US stocks surged on Wednesday as investors piled into technology and healthcare sectors after midterm elections led to a divided Congress and fueled bets that tighter regulations in these sectors would be harder to push through.
Democrats won control of the House of Representatives on Tuesday, while President Donald Trump’s Republicans expanded their majority in the Senate as expected, pointing to a political gridlock in Washington.
The S&P technology sector rose 2.4 percent, while the healthcare group gained 2.8 percent as fears of stricter regulations curbing their growth eased.
Health insurers Humana, Anthem and UnitedHealth Group jumped to record highs as voters in three states approved expanding Medicaid programs for low-income people.
Large technology and internet names, including Facebook, Netflix, Amazon and Alphabet, also gained.
“The uncertainty around the midterms is over, so the markets are rallying...we’re not expecting any major policy implications over the next two years,” said Massud Ghaussy, senior analyst at Nasdaq IR Intelligence in New York.
“Certain sectors will benefit or stand to lose based on compromise reached between the House and the White House, but the overall market impact will be limited.”
While a divided Congress will hamper Trump’s political and economic agenda, few expect a reversal of corporate tax cuts and deregulation measures that have already been enacted, allowing investors to buy back into a market recovering from its worst month in seven years in October.
At 12:39 p.m. ET the Dow Jones Industrial Average was up 345.06 points, or 1.35 percent, at 25,980.07, the S&P 500 was up 41.25 points, or 1.50 percent, at 2,796.70 and the Nasdaq Composite was up 152.03 points, or 2.06 percent, at 7,528.00.
Following a steep selloff in October, the S&P 500 remains down roughly 5 percent from its record high, as investors fear that rising interest rates and trade wars could take a toll on stocks.
The Federal Reserve starts its two-day monetary policy meeting on Wednesday, but is not expected to raise rates until December.

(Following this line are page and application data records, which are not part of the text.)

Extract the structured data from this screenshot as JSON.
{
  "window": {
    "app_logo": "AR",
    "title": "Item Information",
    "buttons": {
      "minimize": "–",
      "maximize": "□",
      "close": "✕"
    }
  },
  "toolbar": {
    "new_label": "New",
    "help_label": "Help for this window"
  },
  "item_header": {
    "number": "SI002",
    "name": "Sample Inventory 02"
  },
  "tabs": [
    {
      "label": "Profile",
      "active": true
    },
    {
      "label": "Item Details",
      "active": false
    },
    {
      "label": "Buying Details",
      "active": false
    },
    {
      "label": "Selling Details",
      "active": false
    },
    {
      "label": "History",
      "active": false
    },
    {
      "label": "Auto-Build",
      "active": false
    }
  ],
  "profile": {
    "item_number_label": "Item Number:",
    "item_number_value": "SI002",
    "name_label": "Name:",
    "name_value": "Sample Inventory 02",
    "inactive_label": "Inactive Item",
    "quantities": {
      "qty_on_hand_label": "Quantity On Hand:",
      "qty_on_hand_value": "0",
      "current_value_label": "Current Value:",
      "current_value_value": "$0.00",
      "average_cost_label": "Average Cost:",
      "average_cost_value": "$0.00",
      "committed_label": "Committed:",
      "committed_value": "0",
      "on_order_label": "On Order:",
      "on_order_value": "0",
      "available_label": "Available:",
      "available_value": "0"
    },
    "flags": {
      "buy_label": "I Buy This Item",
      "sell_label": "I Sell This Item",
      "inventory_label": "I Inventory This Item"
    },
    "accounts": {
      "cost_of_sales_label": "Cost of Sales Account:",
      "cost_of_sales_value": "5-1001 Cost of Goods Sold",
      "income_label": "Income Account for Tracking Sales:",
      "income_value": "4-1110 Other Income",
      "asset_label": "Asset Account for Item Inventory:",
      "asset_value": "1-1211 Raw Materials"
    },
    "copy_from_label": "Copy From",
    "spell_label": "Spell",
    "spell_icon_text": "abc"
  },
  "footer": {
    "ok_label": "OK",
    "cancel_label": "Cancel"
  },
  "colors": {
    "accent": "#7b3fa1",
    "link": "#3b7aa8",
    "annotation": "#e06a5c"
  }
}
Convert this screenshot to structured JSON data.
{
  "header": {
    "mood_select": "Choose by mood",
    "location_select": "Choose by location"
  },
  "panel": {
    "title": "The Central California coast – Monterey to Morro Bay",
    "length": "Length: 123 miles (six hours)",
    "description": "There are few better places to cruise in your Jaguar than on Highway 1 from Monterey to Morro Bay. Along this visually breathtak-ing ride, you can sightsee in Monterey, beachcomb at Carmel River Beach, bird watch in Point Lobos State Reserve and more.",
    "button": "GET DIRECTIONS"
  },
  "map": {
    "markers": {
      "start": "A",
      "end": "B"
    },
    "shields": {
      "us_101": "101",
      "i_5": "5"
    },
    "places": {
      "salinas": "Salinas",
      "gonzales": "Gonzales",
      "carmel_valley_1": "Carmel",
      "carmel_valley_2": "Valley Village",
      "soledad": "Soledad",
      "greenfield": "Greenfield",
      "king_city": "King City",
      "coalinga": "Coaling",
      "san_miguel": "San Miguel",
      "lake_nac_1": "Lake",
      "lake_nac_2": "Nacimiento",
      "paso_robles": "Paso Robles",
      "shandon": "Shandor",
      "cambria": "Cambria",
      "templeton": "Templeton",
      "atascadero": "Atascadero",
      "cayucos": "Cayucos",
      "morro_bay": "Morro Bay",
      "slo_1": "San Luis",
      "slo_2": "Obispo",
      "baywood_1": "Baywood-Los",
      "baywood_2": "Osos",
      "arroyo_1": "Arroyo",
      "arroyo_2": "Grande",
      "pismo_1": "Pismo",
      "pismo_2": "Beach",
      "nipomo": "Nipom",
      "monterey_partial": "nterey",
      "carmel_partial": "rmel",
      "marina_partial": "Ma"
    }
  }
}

Financial stocks gained 0.3 percent and bank stocks were trading flat as Treasury yields slipped.